=== Section Start ===
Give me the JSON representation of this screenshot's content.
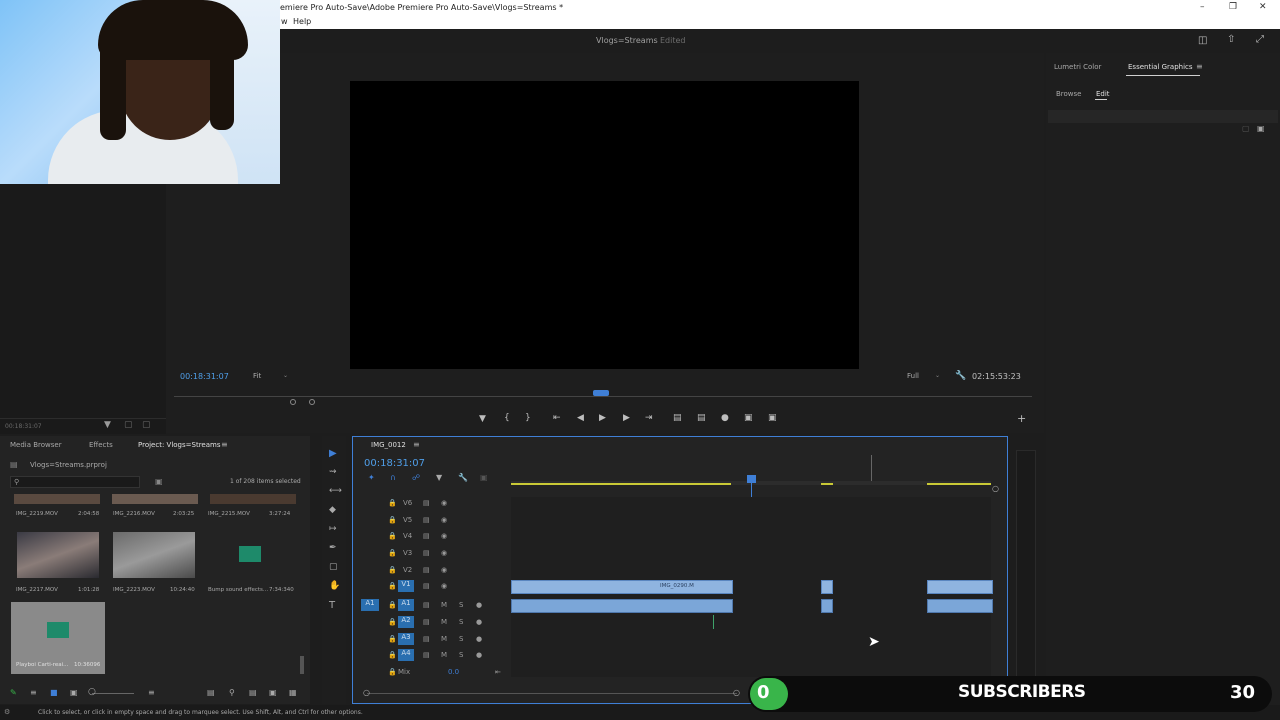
{
  "window": {
    "title": "emiere Pro Auto-Save\\Adobe Premiere Pro Auto-Save\\Vlogs=Streams *",
    "menu": [
      "w",
      "Help"
    ]
  },
  "header": {
    "sequence_title": "Vlogs=Streams",
    "status": "Edited"
  },
  "source_panel": {
    "timecode": "00:18:31:07"
  },
  "program_monitor": {
    "timecode_left": "00:18:31:07",
    "fit": "Fit",
    "quality": "Full",
    "timecode_right": "02:15:53:23"
  },
  "right_panel": {
    "tabs": [
      "Lumetri Color",
      "Essential Graphics"
    ],
    "subtabs": [
      "Browse",
      "Edit"
    ]
  },
  "project_panel": {
    "tabs": [
      "Media Browser",
      "Effects",
      "Project: Vlogs=Streams"
    ],
    "file": "Vlogs=Streams.prproj",
    "selection": "1 of 208 items selected",
    "items": [
      {
        "name": "IMG_2219.MOV",
        "duration": "2:04:58"
      },
      {
        "name": "IMG_2216.MOV",
        "duration": "2:03:25"
      },
      {
        "name": "IMG_2215.MOV",
        "duration": "3:27:24"
      },
      {
        "name": "IMG_2217.MOV",
        "duration": "1:01:28"
      },
      {
        "name": "IMG_2223.MOV",
        "duration": "10:24:40"
      },
      {
        "name": "Bump sound effects...",
        "duration": "7:34:340"
      },
      {
        "name": "Playboi Carti-reai...",
        "duration": "10:36096"
      }
    ]
  },
  "timeline": {
    "tab": "IMG_0012",
    "timecode": "00:18:31:07",
    "video_tracks": [
      "V6",
      "V5",
      "V4",
      "V3",
      "V2",
      "V1"
    ],
    "audio_tracks": [
      "A1",
      "A2",
      "A3",
      "A4"
    ],
    "mix_label": "Mix",
    "mix_value": "0.0",
    "clip_label": "IMG_0290.M",
    "source_patch_v": "V1",
    "source_patch_a": "A1"
  },
  "status_bar": {
    "hint": "Click to select, or click in empty space and drag to marquee select. Use Shift, Alt, and Ctrl for other options."
  },
  "overlay": {
    "subscribers_start": "0",
    "subscribers_label": "SUBSCRIBERS",
    "subscribers_goal": "30",
    "subscribers_progress": 0
  }
}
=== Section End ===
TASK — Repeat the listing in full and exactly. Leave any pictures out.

WRITTEN RESPONSE —
Give me the JSON representation of this screenshot's content.
{
  "window": {
    "title": "emiere Pro Auto-Save\\Adobe Premiere Pro Auto-Save\\Vlogs=Streams *",
    "menu": [
      "w",
      "Help"
    ]
  },
  "header": {
    "sequence_title": "Vlogs=Streams",
    "status": "Edited"
  },
  "source_panel": {
    "timecode": "00:18:31:07"
  },
  "program_monitor": {
    "timecode_left": "00:18:31:07",
    "fit": "Fit",
    "quality": "Full",
    "timecode_right": "02:15:53:23"
  },
  "right_panel": {
    "tabs": [
      "Lumetri Color",
      "Essential Graphics"
    ],
    "subtabs": [
      "Browse",
      "Edit"
    ]
  },
  "project_panel": {
    "tabs": [
      "Media Browser",
      "Effects",
      "Project: Vlogs=Streams"
    ],
    "file": "Vlogs=Streams.prproj",
    "selection": "1 of 208 items selected",
    "items": [
      {
        "name": "IMG_2219.MOV",
        "duration": "2:04:58"
      },
      {
        "name": "IMG_2216.MOV",
        "duration": "2:03:25"
      },
      {
        "name": "IMG_2215.MOV",
        "duration": "3:27:24"
      },
      {
        "name": "IMG_2217.MOV",
        "duration": "1:01:28"
      },
      {
        "name": "IMG_2223.MOV",
        "duration": "10:24:40"
      },
      {
        "name": "Bump sound effects...",
        "duration": "7:34:340"
      },
      {
        "name": "Playboi Carti-reai...",
        "duration": "10:36096"
      }
    ]
  },
  "timeline": {
    "tab": "IMG_0012",
    "timecode": "00:18:31:07",
    "video_tracks": [
      "V6",
      "V5",
      "V4",
      "V3",
      "V2",
      "V1"
    ],
    "audio_tracks": [
      "A1",
      "A2",
      "A3",
      "A4"
    ],
    "mix_label": "Mix",
    "mix_value": "0.0",
    "clip_label": "IMG_0290.M",
    "source_patch_v": "V1",
    "source_patch_a": "A1"
  },
  "status_bar": {
    "hint": "Click to select, or click in empty space and drag to marquee select. Use Shift, Alt, and Ctrl for other options."
  },
  "overlay": {
    "subscribers_start": "0",
    "subscribers_label": "SUBSCRIBERS",
    "subscribers_goal": "30",
    "subscribers_progress": 0
  }
}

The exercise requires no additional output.